Healdsburg became the first city in the county to approve mandatory water conservation measures for residents on Tuesday night, following the driest year on record with not much rainfall predicted for the rest of the season.
The mandatory measures will include a limitation of outdoor irrigation based on home address and prohibit car washing at home and re-filling of swimming pools.
“Our intent immediately is to educate people,” said Mayor Jim Wood. “We understand the critical nature of the challenges we are facing. It’s an important step and I hope other cities follow suit.”
Healdsburg, as all of Sonoma County and northern California, is experiencing an unprecedented lack of winter rainfall. Just over 2 inches of rain has fallen since July of 2013. (A rainfall year is recorded from July 1 through June 30.)
Gov. Jerry Brown’s declaration Friday of a drought emergency in California does not immediately trigger new restrictions on water use on the North Coast, where officials already have begun asking people to voluntarily cut back their use.
Brown, speaking in San Francisco Friday, said California is in perhaps its worst drought since record-keeping began a century ago.
His proclamation states that drought and water shortage are creating “conditions of extreme peril to the safety of persons and property” in the state. The governor asked Californians to reduce their water usage voluntarily by 20 percent.

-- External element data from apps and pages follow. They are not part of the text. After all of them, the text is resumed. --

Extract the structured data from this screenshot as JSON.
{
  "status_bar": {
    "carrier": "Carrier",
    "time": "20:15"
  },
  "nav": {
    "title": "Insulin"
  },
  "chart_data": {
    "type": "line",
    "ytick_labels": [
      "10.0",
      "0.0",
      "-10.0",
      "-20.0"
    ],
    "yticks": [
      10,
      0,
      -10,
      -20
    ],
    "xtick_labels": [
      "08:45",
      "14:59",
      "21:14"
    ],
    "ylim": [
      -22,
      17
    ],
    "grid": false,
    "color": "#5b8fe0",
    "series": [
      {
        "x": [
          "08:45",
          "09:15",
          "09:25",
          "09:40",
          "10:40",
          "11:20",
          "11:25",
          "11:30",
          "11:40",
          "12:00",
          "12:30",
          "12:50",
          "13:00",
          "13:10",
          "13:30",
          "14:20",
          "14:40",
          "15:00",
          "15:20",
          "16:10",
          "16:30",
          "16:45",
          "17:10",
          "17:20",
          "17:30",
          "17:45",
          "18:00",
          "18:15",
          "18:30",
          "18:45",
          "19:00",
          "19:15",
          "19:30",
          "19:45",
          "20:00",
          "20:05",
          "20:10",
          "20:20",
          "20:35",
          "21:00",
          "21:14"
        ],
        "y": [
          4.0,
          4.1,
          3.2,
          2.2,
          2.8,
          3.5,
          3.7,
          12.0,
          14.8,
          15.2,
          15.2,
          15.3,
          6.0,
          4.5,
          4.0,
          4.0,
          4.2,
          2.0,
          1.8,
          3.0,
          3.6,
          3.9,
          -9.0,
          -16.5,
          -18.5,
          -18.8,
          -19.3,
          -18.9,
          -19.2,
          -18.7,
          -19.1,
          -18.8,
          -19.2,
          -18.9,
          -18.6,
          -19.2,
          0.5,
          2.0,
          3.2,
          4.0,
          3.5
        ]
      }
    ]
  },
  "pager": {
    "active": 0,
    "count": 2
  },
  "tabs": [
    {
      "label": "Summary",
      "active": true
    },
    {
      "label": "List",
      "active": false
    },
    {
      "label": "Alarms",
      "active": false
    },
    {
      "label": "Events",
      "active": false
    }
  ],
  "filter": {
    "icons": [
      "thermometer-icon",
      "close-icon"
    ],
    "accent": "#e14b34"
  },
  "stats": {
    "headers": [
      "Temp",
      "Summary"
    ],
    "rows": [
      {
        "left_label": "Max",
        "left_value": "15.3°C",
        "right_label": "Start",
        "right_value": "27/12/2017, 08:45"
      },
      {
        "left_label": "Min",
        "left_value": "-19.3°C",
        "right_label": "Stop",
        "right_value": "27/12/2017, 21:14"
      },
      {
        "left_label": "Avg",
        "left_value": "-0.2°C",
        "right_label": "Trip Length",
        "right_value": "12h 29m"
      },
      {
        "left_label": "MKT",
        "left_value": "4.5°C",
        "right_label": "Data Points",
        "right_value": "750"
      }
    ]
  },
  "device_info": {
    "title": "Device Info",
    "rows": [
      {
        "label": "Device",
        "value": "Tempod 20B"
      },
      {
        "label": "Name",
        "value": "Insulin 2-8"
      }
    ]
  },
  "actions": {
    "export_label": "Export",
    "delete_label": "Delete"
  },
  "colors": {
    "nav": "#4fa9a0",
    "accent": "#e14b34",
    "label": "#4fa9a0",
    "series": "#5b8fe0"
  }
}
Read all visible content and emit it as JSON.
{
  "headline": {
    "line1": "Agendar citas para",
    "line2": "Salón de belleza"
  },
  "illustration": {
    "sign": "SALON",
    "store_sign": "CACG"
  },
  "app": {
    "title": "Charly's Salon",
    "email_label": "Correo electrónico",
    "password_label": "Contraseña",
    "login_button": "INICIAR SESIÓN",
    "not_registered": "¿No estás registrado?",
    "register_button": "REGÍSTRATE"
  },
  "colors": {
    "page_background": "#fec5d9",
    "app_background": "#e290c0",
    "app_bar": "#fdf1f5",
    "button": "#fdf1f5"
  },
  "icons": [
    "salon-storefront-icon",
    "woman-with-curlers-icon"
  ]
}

“We are in an unprecedented and very serious situation,” Brown said. “It’s important to awaken all Californians to the serious matter of drought and the lack of rain.”
State lawmakers had been urging Brown to issue the declaration, which allows California to request a broad emergency declaration from President Barack Obama. That could expedite some water transfers within the system linking the Central Valley and southern California, provide financial assistance and suspend some state and federal regulations.